• **PROMPT**: Word for word, restate each entry that appears below.

[Entries taken from a collection]
══════════

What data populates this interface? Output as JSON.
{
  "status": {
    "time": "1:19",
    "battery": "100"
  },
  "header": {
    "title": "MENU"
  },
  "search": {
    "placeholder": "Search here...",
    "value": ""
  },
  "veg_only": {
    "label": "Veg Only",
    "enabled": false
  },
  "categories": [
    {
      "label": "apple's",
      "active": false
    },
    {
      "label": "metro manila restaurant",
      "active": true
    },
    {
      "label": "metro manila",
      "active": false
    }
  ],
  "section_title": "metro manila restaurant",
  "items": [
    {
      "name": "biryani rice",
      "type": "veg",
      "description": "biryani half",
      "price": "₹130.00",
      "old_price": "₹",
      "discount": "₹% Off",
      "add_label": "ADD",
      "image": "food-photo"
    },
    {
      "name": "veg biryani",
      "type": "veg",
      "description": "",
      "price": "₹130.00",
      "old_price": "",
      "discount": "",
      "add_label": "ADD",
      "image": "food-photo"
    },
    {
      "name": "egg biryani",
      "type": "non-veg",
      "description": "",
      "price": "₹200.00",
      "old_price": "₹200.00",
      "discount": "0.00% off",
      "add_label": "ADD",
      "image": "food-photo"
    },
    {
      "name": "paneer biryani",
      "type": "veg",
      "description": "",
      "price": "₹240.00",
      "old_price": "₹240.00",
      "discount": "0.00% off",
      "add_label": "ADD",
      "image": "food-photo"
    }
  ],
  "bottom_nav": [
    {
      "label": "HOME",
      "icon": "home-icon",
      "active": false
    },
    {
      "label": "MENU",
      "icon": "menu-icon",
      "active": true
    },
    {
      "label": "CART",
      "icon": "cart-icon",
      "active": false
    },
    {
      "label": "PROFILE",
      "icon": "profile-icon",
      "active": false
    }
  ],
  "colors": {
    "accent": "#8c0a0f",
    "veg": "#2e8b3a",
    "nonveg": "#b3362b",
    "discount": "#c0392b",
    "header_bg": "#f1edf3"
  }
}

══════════

• **OUTPUT FOR THIS EXERCISE**:
What data populates this interface? Output as JSON.
{
  "status": {
    "time": "1:19",
    "battery": "100"
  },
  "header": {
    "title": "MENU"
  },
  "search": {
    "placeholder": "Search here...",
    "value": ""
  },
  "veg_only": {
    "label": "Veg Only",
    "enabled": false
  },
  "categories": [
    {
      "label": "apple's",
      "active": false
    },
    {
      "label": "metro manila restaurant",
      "active": true
    },
    {
      "label": "metro manila",
      "active": false
    }
  ],
  "section_title": "metro manila restaurant",
  "items": [
    {
      "name": "biryani rice",
      "type": "veg",
      "description": "biryani half",
      "price": "₹130.00",
      "old_price": "₹",
      "discount": "₹% Off",
      "add_label": "ADD",
      "image": "food-photo"
    },
    {
      "name": "veg biryani",
      "type": "veg",
      "description": "",
      "price": "₹130.00",
      "old_price": "",
      "discount": "",
      "add_label": "ADD",
      "image": "food-photo"
    },
    {
      "name": "egg biryani",
      "type": "non-veg",
      "description": "",
      "price": "₹200.00",
      "old_price": "₹200.00",
      "discount": "0.00% off",
      "add_label": "ADD",
      "image": "food-photo"
    },
    {
      "name": "paneer biryani",
      "type": "veg",
      "description": "",
      "price": "₹240.00",
      "old_price": "₹240.00",
      "discount": "0.00% off",
      "add_label": "ADD",
      "image": "food-photo"
    }
  ],
  "bottom_nav": [
    {
      "label": "HOME",
      "icon": "home-icon",
      "active": false
    },
    {
      "label": "MENU",
      "icon": "menu-icon",
      "active": true
    },
    {
      "label": "CART",
      "icon": "cart-icon",
      "active": false
    },
    {
      "label": "PROFILE",
      "icon": "profile-icon",
      "active": false
    }
  ],
  "colors": {
    "accent": "#8c0a0f",
    "veg": "#2e8b3a",
    "nonveg": "#b3362b",
    "discount": "#c0392b",
    "header_bg": "#f1edf3"
  }
}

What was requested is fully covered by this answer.